Beach re-nourishment, Goleta Beach, California, 2010. Photo source: ©SAF
Abstract: NS Shaler, Sea and Land, Features of coasts and oceans with special reference to the life of Man. London, p. 55-56, Smith, Elder and Co., 1895, 252 p.
Nathaniel Southgate Shaler, Powell’s Ally (1841–1906) a geographer, geologist, and dean of the Lawrence Scientific School at Harvard University, became, by the turn of the century, one of the most respected scholars in the country, in his specific field of scientific research.
In this retrieved article dated 1895, the author describes the transport of clasts by seaweed, makes footnote of sea wall and beach nourishment… most possibly a first.
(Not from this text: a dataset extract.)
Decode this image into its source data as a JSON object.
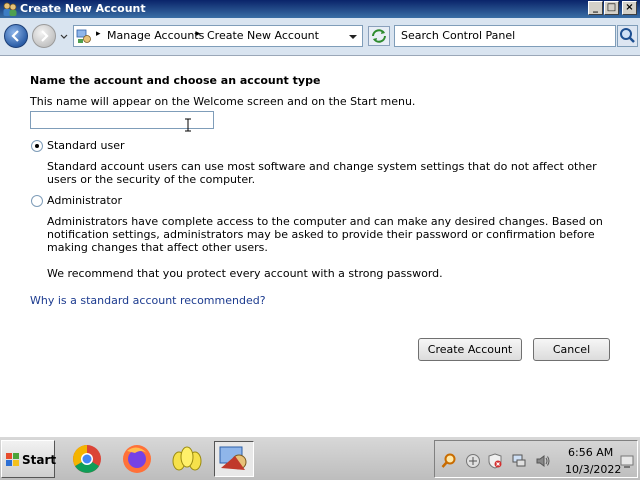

“Sometimes these plants (seaweeds) attach themselves by their root-like bases-which are not in fact roots, for they serve only for support-to shells which lie prone or are fixed upon the bottom. More commonly they adhere to a pebble left on the sea-floor by the melting glacial sheet, or drifted out in the “pan-ice” which in winter forms along the sea margins. All these sea-weeds have floats which hold them upright in the water, and as they increase in size, they pull on their bases with constantly augmenting force. As the waves roll over them, they increase the tugging action, until finally, in some time of storm, the plant lifts lifts the stone from its bed and floats it in the water, buoyed up by the vesicles of air contained in its fronts. The plant and upturned stone are together borne in by the heave of the sea onto the shore. Coming into the breakers, the weed is quickly beaten to pieces, and the pebble enters the mill where so many of its fellows have met their fate. The close observer after a storm may find any number of these bowlders along a pebbly shore which still show traces of the sea-weeds which bore them to the coast…On a quarter of a mile of the Marblehead (MA) beach I have estimated that as much as ten tons of these seaweed-norne pebbles came ashore in a single storm. Many of the beaches which are so adequately provided with pebbles from the neighboring shores where the waves are attacking the firm land that they could not be maintained from that source alone, are sufficiently fed by the means of supply afforded by the action of marine plants. *”
* “On the parts of the shore where the land has been extensively occupied by summer residents, the owners have in many cases protected the coast from erosion by embankments and sea-walls, thus diminishing the amount of debris which was formerly contributed to the pocket beaches. In these artificial conditions the beaches often wear out, and the sea begins to assail the part of the coast which was once well protected. In such cases the only way in which the erosion can effectively be corrected is by carting each year to the beach a sufficient quantity of large bowlders to give employment to the waves and prevent their encroachment upon the shore. The larger these bowlders, the better; for if they are of small size they will be tossed about by slight storms and rapidly wear out, while masses weighing half a ton will be stirred only by the more tumultuous seas”.